There's a real need for an accurate and reliable testing method to determine whether someone has consumed hemp, low levels of CBD, or THC. With the potential consequences of being devastating for someone's life, there's a lot at stake. If consumers don't feel safe taking CBD products, the industry's demand and growth is in jeopardy. And as long as THC isn't completely legal across the entire country, then the issue isn't going away.
Even in Canada, where marijuana has been legal for over a year, testing for roadside impairment continues to be a big issue today. Even though there's a saliva-based test that has been approved, there are still questions around its effectiveness and accuracy.

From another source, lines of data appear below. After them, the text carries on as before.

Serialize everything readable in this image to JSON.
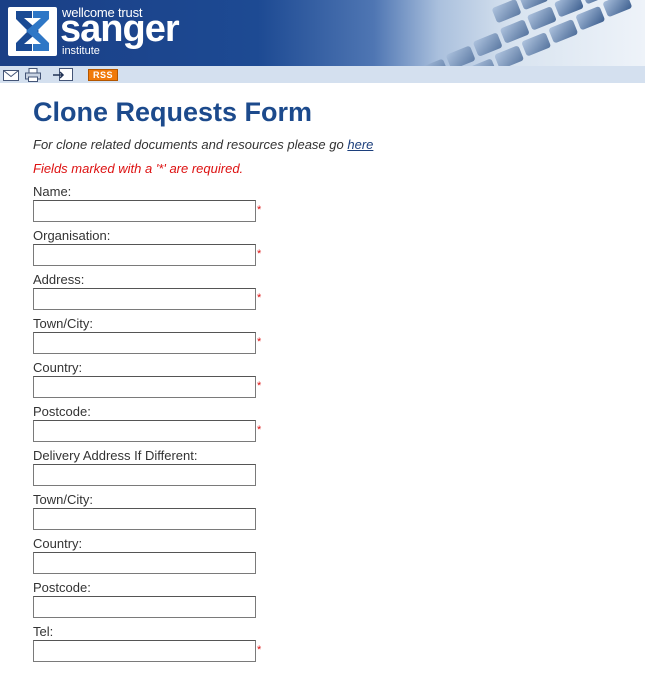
{
  "header": {
    "brand_top": "wellcome trust",
    "brand_main": "sanger",
    "brand_sub": "institute"
  },
  "toolbar": {
    "email_icon": "envelope-icon",
    "print_icon": "printer-icon",
    "share_icon": "share-icon",
    "rss_label": "RSS"
  },
  "page": {
    "title": "Clone Requests Form",
    "intro_text": "For clone related documents and resources please go ",
    "intro_link": "here",
    "required_note": "Fields marked with a '*' are required."
  },
  "form": {
    "required_marker": "*",
    "fields": [
      {
        "label": "Name:",
        "value": "",
        "required": true
      },
      {
        "label": "Organisation:",
        "value": "",
        "required": true
      },
      {
        "label": "Address:",
        "value": "",
        "required": true
      },
      {
        "label": "Town/City:",
        "value": "",
        "required": true
      },
      {
        "label": "Country:",
        "value": "",
        "required": true
      },
      {
        "label": "Postcode:",
        "value": "",
        "required": true
      },
      {
        "label": "Delivery Address If Different:",
        "value": "",
        "required": false
      },
      {
        "label": "Town/City:",
        "value": "",
        "required": false
      },
      {
        "label": "Country:",
        "value": "",
        "required": false
      },
      {
        "label": "Postcode:",
        "value": "",
        "required": false
      },
      {
        "label": "Tel:",
        "value": "",
        "required": true
      }
    ]
  },
  "colors": {
    "brand_blue": "#1d4a93",
    "title_blue": "#1c4a8c",
    "required_red": "#dd1111",
    "toolbar_bg": "#d4e0ef",
    "rss_orange": "#f07a0a"
  }
}
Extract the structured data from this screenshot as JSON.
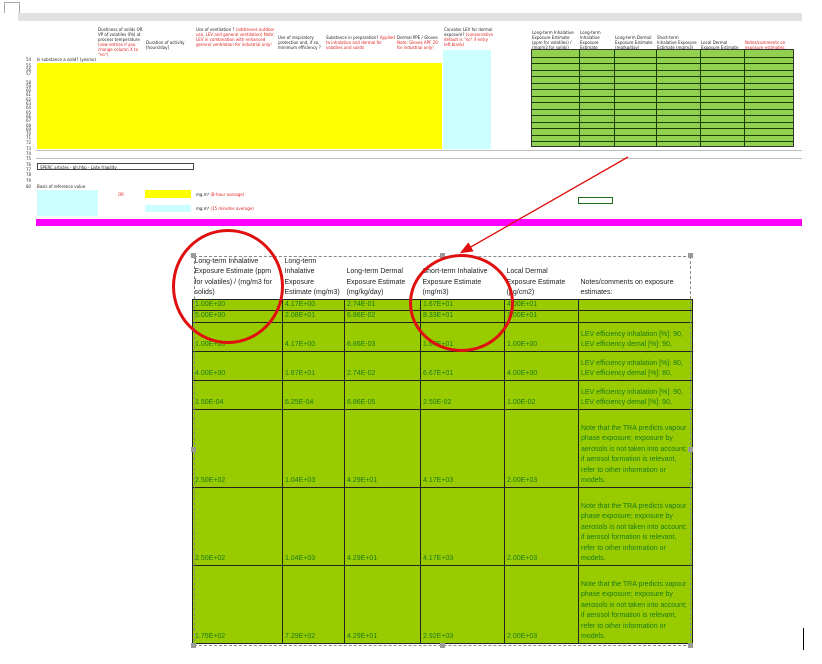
{
  "top_sheet": {
    "row_numbers": [
      "54",
      "55",
      "56",
      "57",
      "58",
      "59",
      "60",
      "61",
      "62",
      "63",
      "64",
      "65",
      "66",
      "67",
      "68",
      "69",
      "70",
      "71",
      "72",
      "73",
      "74",
      "75",
      "76",
      "77",
      "78",
      "79",
      "80"
    ],
    "col_headers": [
      {
        "text": "Is substance a solid? (yes/no)",
        "red": ""
      },
      {
        "text": "Dustiness of solids OR VP of volatiles (Pa) at process temperature",
        "red": "(new entries if you change column X to \"no\")"
      },
      {
        "text": "Duration of activity [hours/day]",
        "red": ""
      },
      {
        "text": "Use of ventilation ?",
        "red": "(addresses outdoor use, LEV and general ventilation) Note: LEV in combination with enhanced general ventilation for industrial only!"
      },
      {
        "text": "Use of respiratory protection and, if so, minimum efficiency ?",
        "red": ""
      },
      {
        "text": "Substance in preparation?",
        "red": "Applied to inhalation and dermal for volatiles and solids"
      },
      {
        "text": "Dermal PPE / Gloves",
        "red": "Note: Gloves APF 20 for industrial only!"
      },
      {
        "text": "Consider LEV for dermal exposure?",
        "red": "(conservative default is \"no\" if entry left blank)"
      }
    ],
    "right_headers": [
      "Long-term Inhalative Exposure Estimate (ppm for volatiles) / (mg/m3 for solids)",
      "Long-term Inhalative Exposure Estimate (mg/m3)",
      "Long-term Dermal Exposure Estimate (mg/kg/day)",
      "Short-term Inhalative Exposure Estimate (mg/m3)",
      "Local Dermal Exposure Estimate (µg/cm2)",
      "Notes/comments on exposure estimates:"
    ],
    "formula_text": "SPERC articles - gh.hhp - Liste fragility",
    "basis_label": "Basis of reference value",
    "or_label": "OR",
    "unit_8h": "mg.m³",
    "unit_8h_note": "(8-hour average)",
    "unit_15m": "mg.m³",
    "unit_15m_note": "(15 minutes average)"
  },
  "table": {
    "headers": [
      "Long-term Inhalative Exposure Estimate (ppm for volatiles) / (mg/m3 for solids)",
      "Long-term Inhalative Exposure Estimate (mg/m3)",
      "Long-term Dermal Exposure Estimate (mg/kg/day)",
      "Short-term Inhalative Exposure Estimate (mg/m3)",
      "Local Dermal Exposure Estimate (µg/cm2)",
      "Notes/comments on exposure estimates:"
    ],
    "rows": [
      [
        "1.00E+00",
        "4.17E+00",
        "2.74E-01",
        "1.67E+01",
        "4.00E+01",
        ""
      ],
      [
        "5.00E+00",
        "2.08E+01",
        "6.86E-02",
        "8.33E+01",
        "1.00E+01",
        ""
      ],
      [
        "1.00E+00",
        "4.17E+00",
        "6.86E-03",
        "1.67E+01",
        "1.00E+00",
        "LEV efficiency inhalation [%]: 90, LEV efficiency demal [%]: 90,"
      ],
      [
        "4.00E+00",
        "1.67E+01",
        "2.74E-02",
        "6.67E+01",
        "4.00E+00",
        "LEV efficiency inhalation [%]: 80, LEV efficiency demal [%]: 80,"
      ],
      [
        "1.50E-04",
        "6.25E-04",
        "6.86E-05",
        "2.50E-02",
        "1.00E-02",
        "LEV efficiency inhalation [%]: 90, LEV efficiency demal [%]: 90,"
      ],
      [
        "2.50E+02",
        "1.04E+03",
        "4.29E+01",
        "4.17E+03",
        "2.00E+03",
        "Note that the TRA predicts vapour phase exposure; exposure by aerosols is not taken into account; if aerosol formation is relevant, refer to other information or models."
      ],
      [
        "2.50E+02",
        "1.04E+03",
        "4.29E+01",
        "4.17E+03",
        "2.00E+03",
        "Note that the TRA predicts vapour phase exposure; exposure by aerosols is not taken into account; if aerosol formation is relevant, refer to other information or models."
      ],
      [
        "1.75E+02",
        "7.29E+02",
        "4.29E+01",
        "2.92E+03",
        "2.00E+03",
        "Note that the TRA predicts vapour phase exposure; exposure by aerosols is not taken into account; if aerosol formation is relevant, refer to other information or models."
      ]
    ]
  },
  "colors": {
    "cell_green": "#99cc00",
    "highlight_yellow": "#ffff00",
    "highlight_cyan": "#ccffff",
    "magenta_bar": "#ff00ff",
    "annotation_red": "#e01010"
  }
}
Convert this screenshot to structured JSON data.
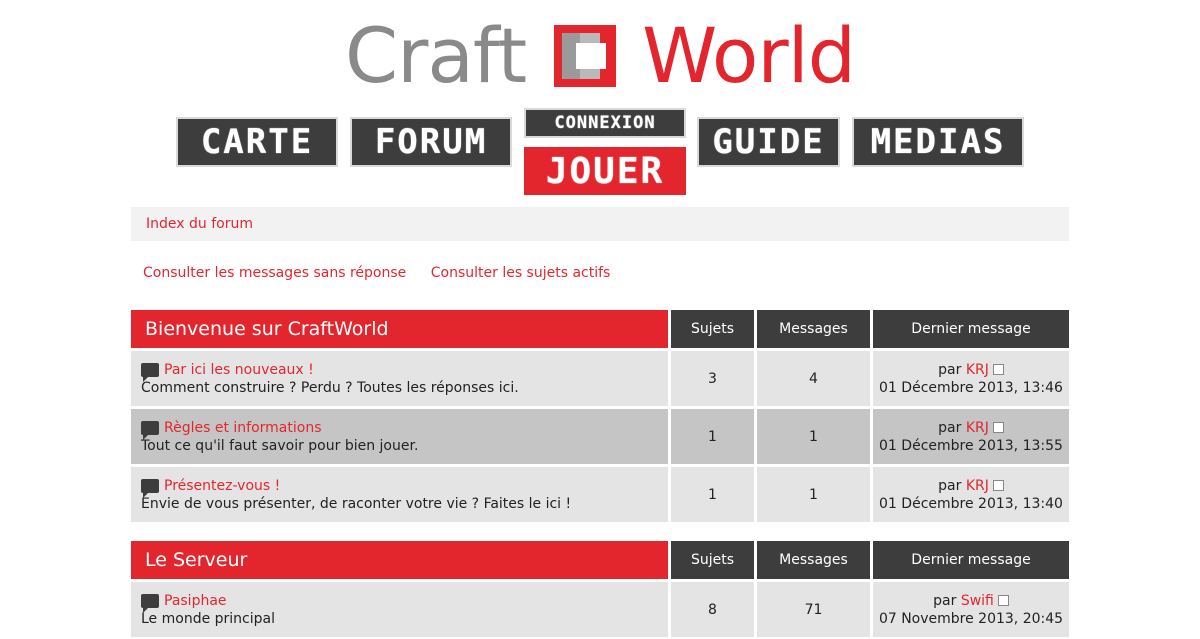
{
  "logo": {
    "craft": "Craft",
    "world": "World"
  },
  "nav": {
    "carte": "CARTE",
    "forum": "FORUM",
    "connexion": "CONNEXION",
    "jouer": "JOUER",
    "guide": "GUIDE",
    "medias": "MEDIAS"
  },
  "breadcrumb": {
    "label": "Index du forum"
  },
  "quicklinks": {
    "unanswered": "Consulter les messages sans réponse",
    "active": "Consulter les sujets actifs"
  },
  "columns": {
    "topics": "Sujets",
    "posts": "Messages",
    "last": "Dernier message"
  },
  "categories": [
    {
      "title": "Bienvenue sur CraftWorld",
      "forums": [
        {
          "name": "Par ici les nouveaux !",
          "desc": "Comment construire ? Perdu ? Toutes les réponses ici.",
          "topics": "3",
          "posts": "4",
          "by": "par",
          "author": "KRJ",
          "date": "01 Décembre 2013, 13:46"
        },
        {
          "name": "Règles et informations",
          "desc": "Tout ce qu'il faut savoir pour bien jouer.",
          "topics": "1",
          "posts": "1",
          "by": "par",
          "author": "KRJ",
          "date": "01 Décembre 2013, 13:55"
        },
        {
          "name": "Présentez-vous !",
          "desc": "Envie de vous présenter, de raconter votre vie ? Faites le ici !",
          "topics": "1",
          "posts": "1",
          "by": "par",
          "author": "KRJ",
          "date": "01 Décembre 2013, 13:40"
        }
      ]
    },
    {
      "title": "Le Serveur",
      "forums": [
        {
          "name": "Pasiphae",
          "desc": "Le monde principal",
          "topics": "8",
          "posts": "71",
          "by": "par",
          "author": "Swifi",
          "date": "07 Novembre 2013, 20:45"
        }
      ]
    }
  ],
  "colors": {
    "accent": "#e3262e",
    "dark": "#3d3d3d",
    "row": "#e4e4e4",
    "row_alt": "#c5c5c5"
  }
}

A company that is able to develop an accurate test for cannabis could become immensely valuable, and perhaps be an acquisition target as well. However, a solution is still likely going to be a long way away as not only will the test need to work, it'll have to win over the support of government and police forces as well.
Major impact for companies getting in on the hemp craze
Hemp products, because of their low THC content, don't give users a high and are safer to use, which is a key reason why hemp has been legalized federally through the farm bill. However, if instances of CBD products causing problems for users become more prevalent, it could call into question the potential growth of the cannabis industry.
One company that is looking to take advantage of the growing hemp market is Cronos Group (NASDAQ:CRON). In August, the Canadian-based pot producer acquired Lord Jones, a company that makes a variety of CBD products, effectively giving Cronos a strong footprint in the U.S.
Cronos' aggressive strategy for CBD got investors very excited about the stock's potential. Unfortunately, since the deal was announced in August, the stock has fallen more than 40% as pot stocks as a whole have struggled, largely due to concerns relating to a lack of profitability in the industry. That's why there's a lot at stake for not just Cronos, but other cannabis companies that are looking to tap into the hemp market, which should be a much safer growth option for cannabis producers.
However, concerns about marijuana testing could become obstacles for the industry, and it's an issue that needs immediate attention to help ensure that users aren't scared away from using CBD. The sooner that more accurate testing procedures become available, the safer cannabis companies and consumers will be.